[Task description]:
Every line below that contains "text" is to be copied.
⟨
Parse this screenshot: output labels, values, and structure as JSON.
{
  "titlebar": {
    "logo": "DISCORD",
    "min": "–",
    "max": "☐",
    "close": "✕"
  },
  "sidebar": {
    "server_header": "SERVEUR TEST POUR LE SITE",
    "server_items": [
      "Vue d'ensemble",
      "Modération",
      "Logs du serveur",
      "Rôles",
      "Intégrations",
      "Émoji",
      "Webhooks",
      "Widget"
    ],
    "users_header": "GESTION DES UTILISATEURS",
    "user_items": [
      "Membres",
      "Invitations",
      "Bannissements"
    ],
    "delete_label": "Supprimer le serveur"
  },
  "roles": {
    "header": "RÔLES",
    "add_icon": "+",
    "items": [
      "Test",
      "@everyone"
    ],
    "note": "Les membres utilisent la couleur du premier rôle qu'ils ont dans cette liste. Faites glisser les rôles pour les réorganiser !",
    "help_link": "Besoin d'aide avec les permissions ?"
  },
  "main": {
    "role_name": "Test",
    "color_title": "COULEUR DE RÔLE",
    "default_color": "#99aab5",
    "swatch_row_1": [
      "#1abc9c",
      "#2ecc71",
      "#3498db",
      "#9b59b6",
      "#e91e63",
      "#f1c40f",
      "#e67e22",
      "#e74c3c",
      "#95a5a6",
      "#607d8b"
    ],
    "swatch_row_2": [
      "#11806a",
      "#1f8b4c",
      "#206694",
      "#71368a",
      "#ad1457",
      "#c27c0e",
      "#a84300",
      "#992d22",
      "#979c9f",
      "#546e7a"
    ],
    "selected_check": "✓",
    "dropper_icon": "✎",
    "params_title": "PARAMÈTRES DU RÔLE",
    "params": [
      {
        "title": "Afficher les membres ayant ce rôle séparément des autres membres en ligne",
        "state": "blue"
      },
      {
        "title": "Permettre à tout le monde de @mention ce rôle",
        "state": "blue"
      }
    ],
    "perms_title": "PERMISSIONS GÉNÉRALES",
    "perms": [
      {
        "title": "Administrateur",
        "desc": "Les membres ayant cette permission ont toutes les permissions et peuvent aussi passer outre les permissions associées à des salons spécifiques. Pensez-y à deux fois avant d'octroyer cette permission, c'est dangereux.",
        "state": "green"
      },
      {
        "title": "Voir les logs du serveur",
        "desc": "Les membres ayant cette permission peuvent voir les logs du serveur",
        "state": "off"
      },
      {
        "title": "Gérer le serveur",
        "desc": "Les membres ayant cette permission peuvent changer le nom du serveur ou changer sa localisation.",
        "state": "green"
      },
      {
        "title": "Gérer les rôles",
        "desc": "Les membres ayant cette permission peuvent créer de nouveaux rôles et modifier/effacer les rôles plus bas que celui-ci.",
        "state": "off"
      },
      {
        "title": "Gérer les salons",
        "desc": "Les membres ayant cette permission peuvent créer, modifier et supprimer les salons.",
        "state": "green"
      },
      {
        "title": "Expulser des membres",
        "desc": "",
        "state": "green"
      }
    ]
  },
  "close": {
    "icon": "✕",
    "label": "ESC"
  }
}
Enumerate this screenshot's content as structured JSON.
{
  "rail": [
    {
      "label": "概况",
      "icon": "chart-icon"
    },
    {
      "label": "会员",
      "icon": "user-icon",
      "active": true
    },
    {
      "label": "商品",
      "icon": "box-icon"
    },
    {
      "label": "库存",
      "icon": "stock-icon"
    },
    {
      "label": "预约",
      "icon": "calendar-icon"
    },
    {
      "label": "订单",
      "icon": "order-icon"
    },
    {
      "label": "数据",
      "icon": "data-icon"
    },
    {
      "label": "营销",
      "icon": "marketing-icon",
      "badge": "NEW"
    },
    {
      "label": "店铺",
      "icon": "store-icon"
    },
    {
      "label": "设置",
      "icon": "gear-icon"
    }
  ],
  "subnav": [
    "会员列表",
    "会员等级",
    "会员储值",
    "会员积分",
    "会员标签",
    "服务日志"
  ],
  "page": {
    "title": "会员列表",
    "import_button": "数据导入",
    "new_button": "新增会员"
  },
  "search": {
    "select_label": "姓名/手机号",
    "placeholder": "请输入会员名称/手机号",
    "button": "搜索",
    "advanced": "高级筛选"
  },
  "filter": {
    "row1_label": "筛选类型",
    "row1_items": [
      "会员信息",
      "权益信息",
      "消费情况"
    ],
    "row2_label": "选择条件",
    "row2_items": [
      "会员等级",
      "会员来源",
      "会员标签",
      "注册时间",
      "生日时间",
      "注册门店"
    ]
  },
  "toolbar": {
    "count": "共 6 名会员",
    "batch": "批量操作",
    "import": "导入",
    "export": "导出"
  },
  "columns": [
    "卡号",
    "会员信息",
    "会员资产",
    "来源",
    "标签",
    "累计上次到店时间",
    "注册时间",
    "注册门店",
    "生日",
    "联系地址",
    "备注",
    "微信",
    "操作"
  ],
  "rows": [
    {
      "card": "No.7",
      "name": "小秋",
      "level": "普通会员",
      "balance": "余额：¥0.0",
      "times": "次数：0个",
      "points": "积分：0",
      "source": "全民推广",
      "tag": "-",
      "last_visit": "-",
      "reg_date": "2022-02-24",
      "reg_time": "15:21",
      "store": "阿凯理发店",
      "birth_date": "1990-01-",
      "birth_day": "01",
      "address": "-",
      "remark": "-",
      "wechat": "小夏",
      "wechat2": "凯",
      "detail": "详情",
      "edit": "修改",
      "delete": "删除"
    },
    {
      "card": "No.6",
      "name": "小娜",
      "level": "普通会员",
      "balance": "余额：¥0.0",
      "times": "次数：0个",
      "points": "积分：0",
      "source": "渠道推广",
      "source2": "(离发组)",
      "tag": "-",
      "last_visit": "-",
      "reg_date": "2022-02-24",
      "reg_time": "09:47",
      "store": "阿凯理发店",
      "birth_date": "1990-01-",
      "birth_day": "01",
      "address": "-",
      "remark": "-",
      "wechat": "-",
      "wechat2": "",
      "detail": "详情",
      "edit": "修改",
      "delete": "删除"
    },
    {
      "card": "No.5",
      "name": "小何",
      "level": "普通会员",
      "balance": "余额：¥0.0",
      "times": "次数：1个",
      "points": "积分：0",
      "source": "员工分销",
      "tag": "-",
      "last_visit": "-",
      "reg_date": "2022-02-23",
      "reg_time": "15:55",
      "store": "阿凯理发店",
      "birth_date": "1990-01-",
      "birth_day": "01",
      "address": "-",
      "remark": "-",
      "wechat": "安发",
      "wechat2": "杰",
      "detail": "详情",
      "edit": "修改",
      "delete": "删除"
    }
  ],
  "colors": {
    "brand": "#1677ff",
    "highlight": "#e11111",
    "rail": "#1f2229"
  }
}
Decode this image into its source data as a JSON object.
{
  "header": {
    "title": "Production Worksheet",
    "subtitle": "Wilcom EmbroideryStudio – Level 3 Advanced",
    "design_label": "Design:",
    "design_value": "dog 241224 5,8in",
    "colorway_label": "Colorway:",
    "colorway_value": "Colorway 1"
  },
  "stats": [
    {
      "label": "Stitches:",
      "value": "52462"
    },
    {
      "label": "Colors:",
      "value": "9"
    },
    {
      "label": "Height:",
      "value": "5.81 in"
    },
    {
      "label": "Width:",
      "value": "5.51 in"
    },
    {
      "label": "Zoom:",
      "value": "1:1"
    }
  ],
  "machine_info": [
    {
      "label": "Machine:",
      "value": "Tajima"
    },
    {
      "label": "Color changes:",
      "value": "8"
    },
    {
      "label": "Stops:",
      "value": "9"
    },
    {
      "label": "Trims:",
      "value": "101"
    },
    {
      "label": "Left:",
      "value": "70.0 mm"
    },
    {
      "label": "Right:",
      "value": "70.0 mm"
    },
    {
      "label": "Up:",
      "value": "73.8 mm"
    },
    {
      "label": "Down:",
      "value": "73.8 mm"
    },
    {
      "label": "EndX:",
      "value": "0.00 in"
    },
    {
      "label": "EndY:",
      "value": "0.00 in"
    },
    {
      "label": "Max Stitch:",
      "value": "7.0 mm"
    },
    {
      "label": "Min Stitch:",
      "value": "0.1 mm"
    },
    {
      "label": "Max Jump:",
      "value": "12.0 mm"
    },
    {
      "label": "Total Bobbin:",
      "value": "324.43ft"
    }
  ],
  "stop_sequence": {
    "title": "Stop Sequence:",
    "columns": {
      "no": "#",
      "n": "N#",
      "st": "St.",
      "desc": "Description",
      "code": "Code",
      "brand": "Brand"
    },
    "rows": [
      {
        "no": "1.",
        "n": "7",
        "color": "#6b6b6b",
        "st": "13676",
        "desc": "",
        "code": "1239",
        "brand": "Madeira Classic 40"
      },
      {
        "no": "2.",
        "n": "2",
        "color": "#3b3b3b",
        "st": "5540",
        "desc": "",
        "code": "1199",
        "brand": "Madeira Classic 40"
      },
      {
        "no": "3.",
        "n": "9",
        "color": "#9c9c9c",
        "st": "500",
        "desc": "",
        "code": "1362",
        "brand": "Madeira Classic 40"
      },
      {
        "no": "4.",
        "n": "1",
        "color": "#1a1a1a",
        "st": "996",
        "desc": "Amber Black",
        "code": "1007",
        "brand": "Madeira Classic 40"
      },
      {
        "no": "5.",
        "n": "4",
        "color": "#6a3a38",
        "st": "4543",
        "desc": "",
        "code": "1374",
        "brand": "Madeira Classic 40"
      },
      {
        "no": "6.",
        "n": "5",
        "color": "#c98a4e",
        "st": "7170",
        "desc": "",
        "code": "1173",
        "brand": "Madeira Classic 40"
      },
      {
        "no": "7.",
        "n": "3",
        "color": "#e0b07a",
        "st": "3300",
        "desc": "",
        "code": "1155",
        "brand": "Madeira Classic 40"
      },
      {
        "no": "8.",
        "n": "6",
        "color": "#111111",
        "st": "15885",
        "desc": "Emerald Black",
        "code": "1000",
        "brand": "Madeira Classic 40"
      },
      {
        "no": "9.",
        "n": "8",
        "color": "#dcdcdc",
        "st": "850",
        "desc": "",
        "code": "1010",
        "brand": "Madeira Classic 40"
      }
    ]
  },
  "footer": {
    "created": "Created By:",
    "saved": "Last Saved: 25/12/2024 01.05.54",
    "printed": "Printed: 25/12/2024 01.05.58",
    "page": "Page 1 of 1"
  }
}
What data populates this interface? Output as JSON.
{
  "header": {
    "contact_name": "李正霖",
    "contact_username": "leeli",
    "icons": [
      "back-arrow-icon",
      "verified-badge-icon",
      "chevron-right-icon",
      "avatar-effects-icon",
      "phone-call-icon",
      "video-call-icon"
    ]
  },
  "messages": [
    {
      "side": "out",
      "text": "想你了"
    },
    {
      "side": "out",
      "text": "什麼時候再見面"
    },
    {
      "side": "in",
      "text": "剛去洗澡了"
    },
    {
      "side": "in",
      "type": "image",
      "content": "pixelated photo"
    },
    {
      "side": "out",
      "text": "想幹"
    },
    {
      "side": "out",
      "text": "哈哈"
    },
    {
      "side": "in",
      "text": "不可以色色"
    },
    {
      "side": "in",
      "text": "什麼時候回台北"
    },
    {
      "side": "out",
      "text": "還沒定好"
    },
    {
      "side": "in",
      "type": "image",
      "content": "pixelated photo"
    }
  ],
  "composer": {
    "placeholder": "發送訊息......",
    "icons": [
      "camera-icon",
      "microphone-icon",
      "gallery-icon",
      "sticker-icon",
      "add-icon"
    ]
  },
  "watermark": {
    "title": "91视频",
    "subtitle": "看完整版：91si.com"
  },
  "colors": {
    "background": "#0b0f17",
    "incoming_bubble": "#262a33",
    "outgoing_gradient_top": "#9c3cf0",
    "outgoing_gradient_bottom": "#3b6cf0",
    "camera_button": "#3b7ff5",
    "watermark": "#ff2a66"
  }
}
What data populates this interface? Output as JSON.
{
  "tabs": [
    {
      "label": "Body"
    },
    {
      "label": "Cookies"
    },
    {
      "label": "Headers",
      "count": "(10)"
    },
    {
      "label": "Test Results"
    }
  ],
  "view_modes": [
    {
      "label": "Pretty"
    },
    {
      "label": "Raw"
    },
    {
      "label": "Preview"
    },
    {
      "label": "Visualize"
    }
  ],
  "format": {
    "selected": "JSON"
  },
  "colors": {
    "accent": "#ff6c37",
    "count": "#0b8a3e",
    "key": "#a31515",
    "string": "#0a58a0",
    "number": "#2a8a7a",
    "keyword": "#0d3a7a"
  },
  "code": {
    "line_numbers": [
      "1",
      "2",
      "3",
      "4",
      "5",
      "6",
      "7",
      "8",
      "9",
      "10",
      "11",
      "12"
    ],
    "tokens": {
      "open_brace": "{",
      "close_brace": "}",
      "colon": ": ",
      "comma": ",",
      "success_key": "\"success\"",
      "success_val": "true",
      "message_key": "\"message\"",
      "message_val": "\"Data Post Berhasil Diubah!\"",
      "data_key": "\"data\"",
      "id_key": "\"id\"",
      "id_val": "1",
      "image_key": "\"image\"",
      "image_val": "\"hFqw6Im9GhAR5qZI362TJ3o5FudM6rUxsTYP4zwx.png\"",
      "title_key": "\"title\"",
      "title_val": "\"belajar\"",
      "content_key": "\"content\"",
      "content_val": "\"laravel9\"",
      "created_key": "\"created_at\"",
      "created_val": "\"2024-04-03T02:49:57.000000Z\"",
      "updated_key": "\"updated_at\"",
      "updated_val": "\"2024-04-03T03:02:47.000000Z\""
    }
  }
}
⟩
[Exercise response]:
      "text": "想你了"
      "text": "什麼時候再見面"
      "text": "剛去洗澡了"
      "text": "想幹"
      "text": "哈哈"
      "text": "不可以色色"
      "text": "什麼時候回台北"
      "text": "還沒定好"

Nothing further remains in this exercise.